turn." (A staff is an object on which one leans, especially
while changing direction.) Turn your generation in the right
direction when they start to go astray.
What causes people to turn down the wrong path? "Their
nesi'im" - from the root meaning "to elevate." In other words,
However, a person can repent. "Ve'hinachtam" - lead them (see
Shmot 32:34) to repentance. How?
"B'ohel" - by the light (based on Iyov 29:3 - "When His lamp
would shine / `be'hilo' over my head). Which light?
"Mo'ed" / of time. In other words, make sure that at a
minimum, your generation performs each time-bound mitzvah at its
proper time. This includes davening within the time limits
prescribed by halachah. [Ed. note: R' Lida apparently is alluding
to the habit of many of his contemporaries among the leaders of
Polish chassidut to daven outside of the times prescribed by
halachah. This was one of the issues that split the Polish
chassidic movement into two camps in its formative years.]
Rabbi Dr. Esriel Hildesheimer z"l
R' Hildesheimer was born on 27 Iyar 5580 / May 20, 1820 in
Halberstadt (in what later became Germany). At the age of
seventeen, young Esriel traveled to Altona (then in Denmark) to
study under R' Yaakov Ettlinger, author of the Talmud commentary
Aruch La'ner. R' Ettlinger was a strong opponent of the budding
Reform movement and was well-versed in both Torah and secular
knowledge, all qualities that he would pass on to his two leading
students, R' Hildesheimer and R' Samson Raphael Hirsch, the two
foremost leaders of Torah-true German Jewry in the 19th century.
After leaving Altona in 1842, R' Hildesheimer studied in the

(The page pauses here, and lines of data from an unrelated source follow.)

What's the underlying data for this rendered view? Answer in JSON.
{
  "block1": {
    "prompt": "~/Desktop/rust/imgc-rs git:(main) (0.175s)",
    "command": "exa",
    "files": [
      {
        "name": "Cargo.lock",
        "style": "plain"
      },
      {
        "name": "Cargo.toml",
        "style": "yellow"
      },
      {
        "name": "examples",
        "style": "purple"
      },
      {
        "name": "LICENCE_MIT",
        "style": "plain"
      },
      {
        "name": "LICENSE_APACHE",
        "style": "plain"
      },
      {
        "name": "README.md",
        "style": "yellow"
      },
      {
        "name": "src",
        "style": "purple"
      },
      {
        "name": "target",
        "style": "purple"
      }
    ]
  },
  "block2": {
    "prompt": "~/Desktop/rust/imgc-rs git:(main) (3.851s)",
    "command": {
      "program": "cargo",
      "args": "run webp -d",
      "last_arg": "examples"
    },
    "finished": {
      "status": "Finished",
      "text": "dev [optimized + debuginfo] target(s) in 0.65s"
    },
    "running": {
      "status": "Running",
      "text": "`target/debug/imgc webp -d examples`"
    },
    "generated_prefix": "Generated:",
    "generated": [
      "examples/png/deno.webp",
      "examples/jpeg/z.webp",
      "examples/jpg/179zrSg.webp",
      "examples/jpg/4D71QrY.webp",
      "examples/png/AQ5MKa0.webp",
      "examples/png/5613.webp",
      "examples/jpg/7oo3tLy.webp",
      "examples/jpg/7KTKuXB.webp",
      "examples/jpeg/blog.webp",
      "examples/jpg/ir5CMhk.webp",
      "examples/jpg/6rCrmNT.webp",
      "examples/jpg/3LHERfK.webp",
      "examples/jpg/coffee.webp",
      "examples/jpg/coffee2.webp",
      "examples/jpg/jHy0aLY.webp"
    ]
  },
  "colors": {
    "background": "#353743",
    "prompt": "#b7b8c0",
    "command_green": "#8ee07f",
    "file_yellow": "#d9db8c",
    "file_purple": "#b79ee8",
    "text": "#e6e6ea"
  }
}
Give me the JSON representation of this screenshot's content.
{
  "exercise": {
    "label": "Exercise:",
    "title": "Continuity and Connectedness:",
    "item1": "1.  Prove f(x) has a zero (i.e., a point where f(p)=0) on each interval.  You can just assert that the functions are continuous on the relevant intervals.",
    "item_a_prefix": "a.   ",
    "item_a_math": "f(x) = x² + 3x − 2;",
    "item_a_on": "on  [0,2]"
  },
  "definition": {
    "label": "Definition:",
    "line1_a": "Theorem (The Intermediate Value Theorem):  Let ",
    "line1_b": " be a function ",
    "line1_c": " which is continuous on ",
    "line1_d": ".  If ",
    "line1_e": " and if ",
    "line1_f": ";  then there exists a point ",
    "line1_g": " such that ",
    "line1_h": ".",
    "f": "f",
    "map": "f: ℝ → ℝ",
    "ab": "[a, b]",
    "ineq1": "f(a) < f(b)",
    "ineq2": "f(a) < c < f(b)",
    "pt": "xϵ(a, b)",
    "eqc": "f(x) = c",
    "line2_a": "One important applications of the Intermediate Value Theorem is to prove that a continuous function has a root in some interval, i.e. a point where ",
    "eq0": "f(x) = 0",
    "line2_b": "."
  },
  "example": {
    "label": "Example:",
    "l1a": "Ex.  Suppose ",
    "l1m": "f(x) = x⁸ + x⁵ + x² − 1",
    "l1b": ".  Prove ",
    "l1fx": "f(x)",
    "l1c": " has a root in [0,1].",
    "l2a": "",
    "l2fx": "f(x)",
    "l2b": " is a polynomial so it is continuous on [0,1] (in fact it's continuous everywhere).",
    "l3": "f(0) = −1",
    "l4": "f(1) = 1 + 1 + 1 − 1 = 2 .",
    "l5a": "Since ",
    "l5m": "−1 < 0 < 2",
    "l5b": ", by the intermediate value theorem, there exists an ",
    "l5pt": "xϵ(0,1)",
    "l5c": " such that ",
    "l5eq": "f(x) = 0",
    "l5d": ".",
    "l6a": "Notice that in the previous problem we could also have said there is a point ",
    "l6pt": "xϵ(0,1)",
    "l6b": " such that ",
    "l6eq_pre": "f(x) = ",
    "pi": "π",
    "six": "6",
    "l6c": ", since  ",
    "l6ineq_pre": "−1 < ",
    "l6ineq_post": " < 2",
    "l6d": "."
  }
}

"Beth Hamidrash" in Berlin (where his teachers included R'
Michoel Landsberger and R' Elchonon Rosenstein, a student of R'
Akiva Eiger) and attended the University of Berlin, where he
studied philosophy, oriental languages, mathematics and
astronomy. Later, he studied at the University of Halle, where
he earned a doctorate in Bible.
In 1851, R' Hildesheimer was elected rabbi of Eisenstadt,
Hungary (near Vienna, Austria), a position he accepted on the
condition that the community would support a yeshiva. Orthodox
Jewry in Eisenstadt was in a dismal condition at that time; for
example, relatively few children were seen in shul with their
fathers. To help bridge this generation gap, R' Hildesheimer
decided to introduce limited secular studies in the Jewish
elementary school. The older students received a secular
education as well, but with a focus on areas of mathematics and
other subjects that would enhance their understanding of gemara.
Also unusual in R' Hildesheimer's yeshiva was that time was set
aside for studying Tanach and the Hebrew language. (After
beginning in 1851 with six students, the yeshiva had 128 students
in 1868, including one from the United States.)
To be continued . . .
Sponsored by Rabbi and Mrs. Samuel Bramson
on the yahrzeit of mother Evelyn Lewko z"l
Dr. and Mrs. Irving Katz
on the yahrzeit of mother Sarah Katz a"h
(Sarah bat Yitzchak Hakohen)